Perth’s novella is part one of the Decisive Devices series, with more excitement sure to come. This exciting ride is surely not over yet.
For those with a taste for authors such as Gail Carriger and Kevin J. Anderson, not to mention the classics by H.G. Wells and Jules Verne, you’ll want to get to know Halloran Frost and Perth’s Decisive Devices novella.
The book features an assortment of nine fast-paced rural horrors, similar in spirit to the early tales of Stephen King, but with a dash of Joe R. Lansdale thrown in for good measure, not to mention a few modern themes.
Hosted by the quirky, fiendishly funny Nefaris Rouge (think the Crypt Keeper), Abandon thrusts readers into a gripping, dark adventure chock full of screams and gore. Be prepared for anything in this short, dynamic read. The first in a planned nine-part saga (there are a lot of gates when it comes to horror, or levels, or whatever Dante-esque terrors ones prefer to call it), book one is a captivating start to what looks like a promising new horror series. I particularly enjoyed the short story “Mutha Bugga” for its simple exposition, memorable (and idiotic) main character, and that damn blue chair. It took a while for the heebie-jeebies to clear my mind after reading that particular short.
This is a book that aims to shock and aims to please fans of old school fright.
Irish literature holds a special place in my heart. It’s likely my own Irish heritage plays a part in that love, being that I have an undisclosed helping in my DNA. But it’s not just that. Everyone loves reading about the simple things, the struggles born of poverty, and the quaintness of rural life – narratives not restricted to those with Irish eyes of course. But Irish literature has all this, and Jaime Lorie Goza, the author of The Irish Bride Series, nails it in her prose.
If you want the Irish experience, to bask in the warmth of simpler (and a tad bit crazier) times, you can’t go wrong with this series.
She dives right in with “The Innocents,” book one of the series, by introducing us to Grace, a young Irish lass on the verge of learning that which we readers know full well – that being Irish is full of mental and physical anguish. It’s tough and it hurts, but whimsical and quite charming at times. There’s magic in every breath we take and every move we make, as someone once said. That magic can be found in the first of Goza’s memorable series when we delve into the story of Grace, Jacob, and her very Irish family.

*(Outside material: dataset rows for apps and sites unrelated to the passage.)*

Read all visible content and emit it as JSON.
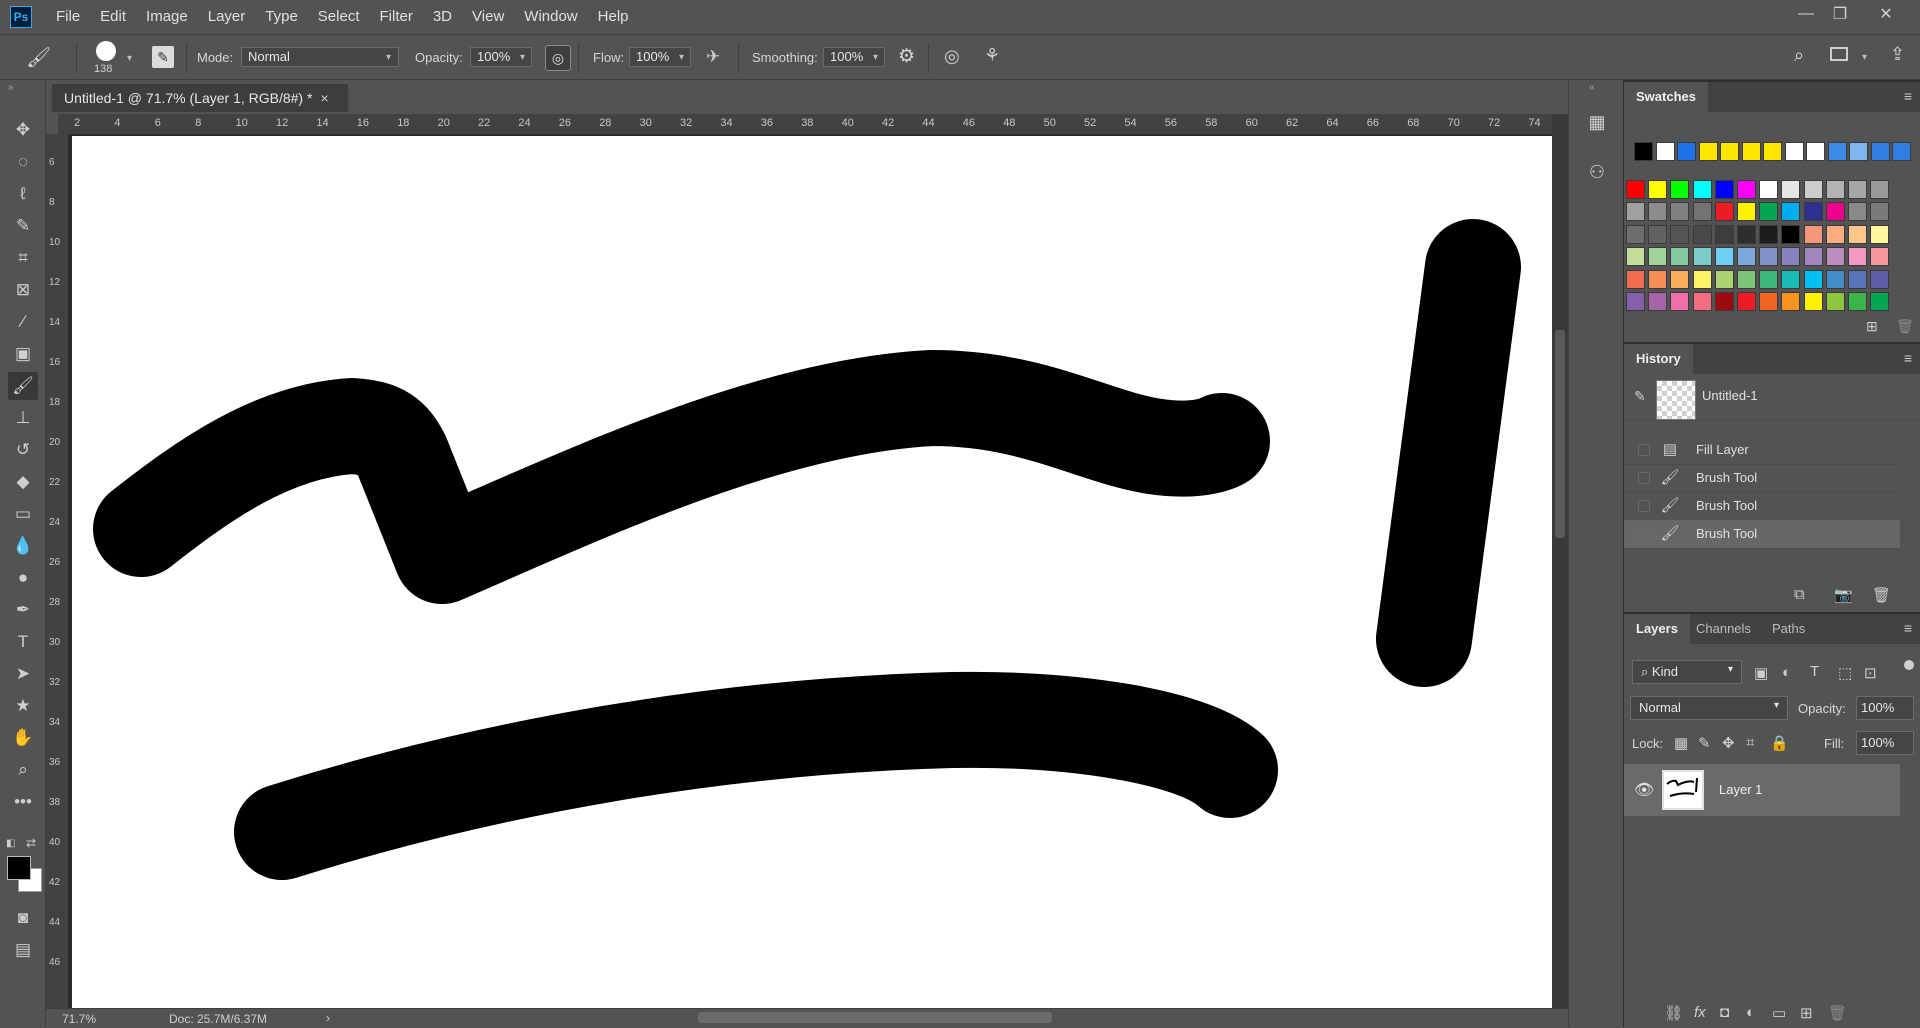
{
  "app": {
    "logo": "Ps"
  },
  "menu": [
    "File",
    "Edit",
    "Image",
    "Layer",
    "Type",
    "Select",
    "Filter",
    "3D",
    "View",
    "Window",
    "Help"
  ],
  "options": {
    "brush_size": "138",
    "mode_label": "Mode:",
    "mode_value": "Normal",
    "opacity_label": "Opacity:",
    "opacity_value": "100%",
    "flow_label": "Flow:",
    "flow_value": "100%",
    "smoothing_label": "Smoothing:",
    "smoothing_value": "100%"
  },
  "document": {
    "tab_title": "Untitled-1 @ 71.7% (Layer 1, RGB/8#) *",
    "close": "×"
  },
  "ruler_top": [
    "2",
    "4",
    "6",
    "8",
    "10",
    "12",
    "14",
    "16",
    "18",
    "20",
    "22",
    "24",
    "26",
    "28",
    "30",
    "32",
    "34",
    "36",
    "38",
    "40",
    "42",
    "44",
    "46",
    "48",
    "50",
    "52",
    "54",
    "56",
    "58",
    "60",
    "62",
    "64",
    "66",
    "68",
    "70",
    "72",
    "74"
  ],
  "ruler_left": [
    "6",
    "8",
    "10",
    "12",
    "14",
    "16",
    "18",
    "20",
    "22",
    "24",
    "26",
    "28",
    "30",
    "32",
    "34",
    "36",
    "38",
    "40",
    "42",
    "44",
    "46"
  ],
  "status": {
    "zoom": "71.7%",
    "doc": "Doc: 25.7M/6.37M",
    "arrow": "›"
  },
  "swatches": {
    "tab": "Swatches",
    "recent": [
      "#000000",
      "#ffffff",
      "#1e73e8",
      "#ffe600",
      "#ffe600",
      "#ffe600",
      "#ffe600",
      "#ffffff",
      "#ffffff",
      "#3d8be8",
      "#7fb6f0",
      "#2f7de0",
      "#2f7de0"
    ],
    "grid": [
      [
        "#ff0000",
        "#ffff00",
        "#00ff00",
        "#00ffff",
        "#0000ff",
        "#ff00ff",
        "#ffffff",
        "#e6e6e6",
        "#cccccc",
        "#b3b3b3",
        "#a6a6a6",
        "#999999"
      ],
      [
        "#a0a0a0",
        "#8c8c8c",
        "#808080",
        "#737373",
        "#ed1c24",
        "#fff200",
        "#00a651",
        "#00aeef",
        "#2e3192",
        "#ec008c",
        "#898989",
        "#7a7a7a"
      ],
      [
        "#6e6e6e",
        "#626262",
        "#555555",
        "#4a4a4a",
        "#3d3d3d",
        "#2e2e2e",
        "#1c1c1c",
        "#000000",
        "#f7977a",
        "#f9ad81",
        "#fdc68a",
        "#fff79a"
      ],
      [
        "#c4df9b",
        "#a3d39c",
        "#82ca9d",
        "#7accc8",
        "#6dcff6",
        "#7da7d9",
        "#8393ca",
        "#8781bd",
        "#a187be",
        "#bc8dbf",
        "#f49ac2",
        "#f6989d"
      ],
      [
        "#f26c4f",
        "#f68e55",
        "#fbaf5c",
        "#fff467",
        "#acd372",
        "#7cc576",
        "#3bb878",
        "#1abbb4",
        "#00bff3",
        "#438cca",
        "#5574b9",
        "#605ca8"
      ],
      [
        "#855fa8",
        "#a763a8",
        "#f06ea9",
        "#f26d7d",
        "#9e0b0f",
        "#ed1c24",
        "#f26522",
        "#f7941d",
        "#fff200",
        "#8dc63f",
        "#39b54a",
        "#00a651"
      ]
    ]
  },
  "history": {
    "tab": "History",
    "snapshot": "Untitled-1",
    "items": [
      "Fill Layer",
      "Brush Tool",
      "Brush Tool",
      "Brush Tool"
    ]
  },
  "layers": {
    "tabs": [
      "Layers",
      "Channels",
      "Paths"
    ],
    "kind": "Kind",
    "blend": "Normal",
    "opacity_label": "Opacity:",
    "opacity_value": "100%",
    "lock_label": "Lock:",
    "fill_label": "Fill:",
    "fill_value": "100%",
    "layer_name": "Layer 1"
  },
  "colors": {
    "foreground": "#000000",
    "background": "#ffffff"
  }
}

Those who love all things Eire will find much to love in this fictional tale, just as they’ve loved others in the genre, from Claire Fullerton’s “Dancing to an Irish Reel” to, yes, Frank McCourt’s seminal “Angela’s Ashes.”